[Source data]

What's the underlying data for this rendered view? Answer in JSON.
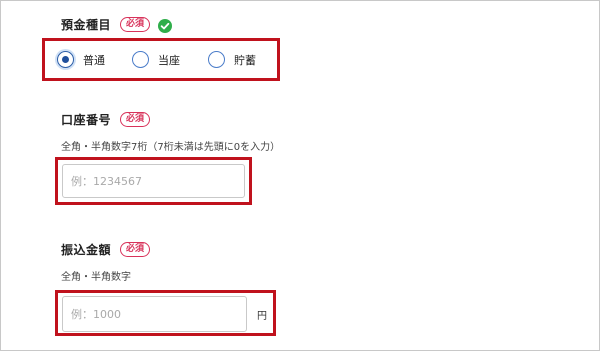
{
  "deposit_type": {
    "label": "預金種目",
    "required_badge": "必須",
    "status_icon": "check-circle-icon",
    "options": [
      {
        "label": "普通",
        "checked": true
      },
      {
        "label": "当座",
        "checked": false
      },
      {
        "label": "貯蓄",
        "checked": false
      }
    ]
  },
  "account_number": {
    "label": "口座番号",
    "required_badge": "必須",
    "hint": "全角・半角数字7桁（7桁未満は先頭に0を入力）",
    "value": "",
    "placeholder": "例：1234567"
  },
  "transfer_amount": {
    "label": "振込金額",
    "required_badge": "必須",
    "hint": "全角・半角数字",
    "value": "",
    "placeholder": "例：1000",
    "unit": "円"
  },
  "colors": {
    "required": "#d8325a",
    "highlight_border": "#c0121d",
    "check_green": "#2fae4a",
    "radio_blue": "#1f4f9b"
  }
}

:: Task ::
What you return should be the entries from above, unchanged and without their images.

:: Response for this exercise ::
What's the underlying data for this rendered view? Answer in JSON.
{
  "deposit_type": {
    "label": "預金種目",
    "required_badge": "必須",
    "status_icon": "check-circle-icon",
    "options": [
      {
        "label": "普通",
        "checked": true
      },
      {
        "label": "当座",
        "checked": false
      },
      {
        "label": "貯蓄",
        "checked": false
      }
    ]
  },
  "account_number": {
    "label": "口座番号",
    "required_badge": "必須",
    "hint": "全角・半角数字7桁（7桁未満は先頭に0を入力）",
    "value": "",
    "placeholder": "例：1234567"
  },
  "transfer_amount": {
    "label": "振込金額",
    "required_badge": "必須",
    "hint": "全角・半角数字",
    "value": "",
    "placeholder": "例：1000",
    "unit": "円"
  },
  "colors": {
    "required": "#d8325a",
    "highlight_border": "#c0121d",
    "check_green": "#2fae4a",
    "radio_blue": "#1f4f9b"
  }
}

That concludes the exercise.